## REQUIRED ACTION
Each entry should appear in the answer exactly as written.
EXERCISE INPUT section start
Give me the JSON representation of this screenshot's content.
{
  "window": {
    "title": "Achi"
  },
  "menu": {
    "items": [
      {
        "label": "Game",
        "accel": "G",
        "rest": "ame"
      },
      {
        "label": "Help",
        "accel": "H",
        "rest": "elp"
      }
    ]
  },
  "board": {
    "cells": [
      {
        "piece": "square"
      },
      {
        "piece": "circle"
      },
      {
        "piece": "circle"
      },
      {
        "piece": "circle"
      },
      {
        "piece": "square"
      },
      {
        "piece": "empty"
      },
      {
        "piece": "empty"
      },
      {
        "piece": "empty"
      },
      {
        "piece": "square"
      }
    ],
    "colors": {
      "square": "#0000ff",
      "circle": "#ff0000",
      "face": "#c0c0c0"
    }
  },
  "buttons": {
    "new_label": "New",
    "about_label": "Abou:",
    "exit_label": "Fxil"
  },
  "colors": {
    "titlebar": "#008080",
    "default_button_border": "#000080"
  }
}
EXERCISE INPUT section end
## REPLY
Give me the JSON representation of this screenshot's content.
{
  "window": {
    "title": "Achi"
  },
  "menu": {
    "items": [
      {
        "label": "Game",
        "accel": "G",
        "rest": "ame"
      },
      {
        "label": "Help",
        "accel": "H",
        "rest": "elp"
      }
    ]
  },
  "board": {
    "cells": [
      {
        "piece": "square"
      },
      {
        "piece": "circle"
      },
      {
        "piece": "circle"
      },
      {
        "piece": "circle"
      },
      {
        "piece": "square"
      },
      {
        "piece": "empty"
      },
      {
        "piece": "empty"
      },
      {
        "piece": "empty"
      },
      {
        "piece": "square"
      }
    ],
    "colors": {
      "square": "#0000ff",
      "circle": "#ff0000",
      "face": "#c0c0c0"
    }
  },
  "buttons": {
    "new_label": "New",
    "about_label": "Abou:",
    "exit_label": "Fxil"
  },
  "colors": {
    "titlebar": "#008080",
    "default_button_border": "#000080"
  }
}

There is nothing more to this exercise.